Groundhogs, however, are also found in several counties of Northeast Mississippi.
“They’re not indigenous to this area, but their common range comes as far as Tennessee and North Alabama,” said Daryl Jones, the coordinator of the Natural Resource Enterprises Program at Mississippi State University. “It’s entirely possible for them to show up in northern counties of Mississippi.”
The most famous, Punxsutawney Phil, will make his annual winter weather forecast on Wednesday, drawing attention to the creatures also known as woodchucks, marmots, land beavers and even whistle pigs for their distinctive sound.

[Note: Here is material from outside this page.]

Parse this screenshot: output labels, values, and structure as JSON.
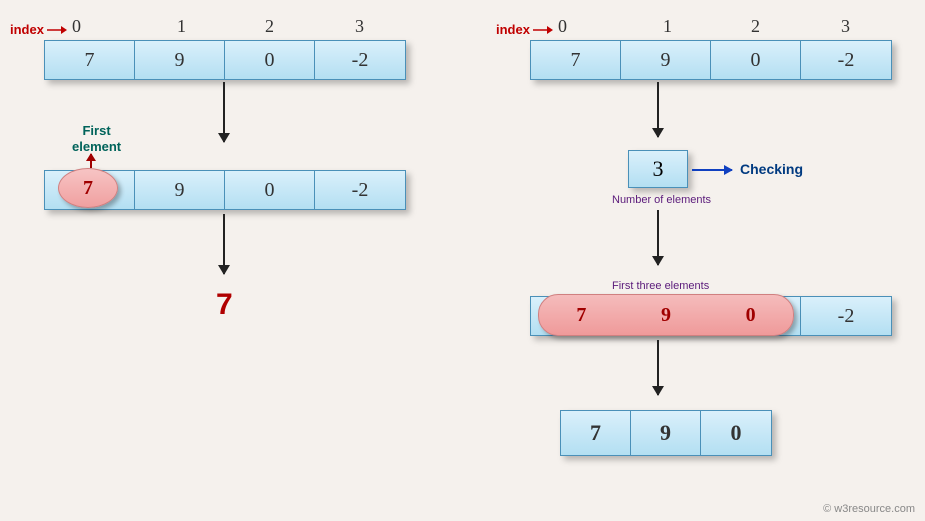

Participants on the Mississippi Department of Wildlife, Fisheries and Parks web forum have reported several sightings, and the beaver-like critters – without the wide tail – have been sighted in the city limits of Oxford and Abbeville.
“We do have a population,” confirmed Scott Baker, an MDWFP wildlife biologist. A couple of years ago, he added, “We had a report of a sighting as far south as Trace State Park. If their populations are increasing, it’s because all their needs are being met for everyday survival – food, water, space and cover.”
At typical adult weights of 5 to 13 pounds, groundhogs are the largest members of the squirrel family. They are herbivores and hibernate several months each winter. Woodchucks don’t chuck wood, one current comedic commercial notwithstanding, but they do move prodigious amounts of earth to create their burrows several feet underground.
Groundhogs are a threat to humans only if they are cornered or if they have rabies. While some people might thus see the large rodents as cute, folks who grow vegetables often take a less charitable view.
“Groundhogs are the bane of many a gardener,” states animals.nationalgeographic.com. “They can decimate a plot while voraciously feeding during the summer and fall seasons.”
It’s no wonder that on vegetable-growing forums, countermeasures from electric fences to watchdogs are a favorite topic. Some gardeners even quite literally savor the sweet flavor of revenge.
Responding to a question about how best to dispatch a humanely trapped groundhog, one poster on gardenweb.com suggested, “If you ask around you might find someone willing to take them off your hands. They’re mighty good eating.”
Contact Errol Castens at (662) 281-1069 or firstname.lastname@example.org.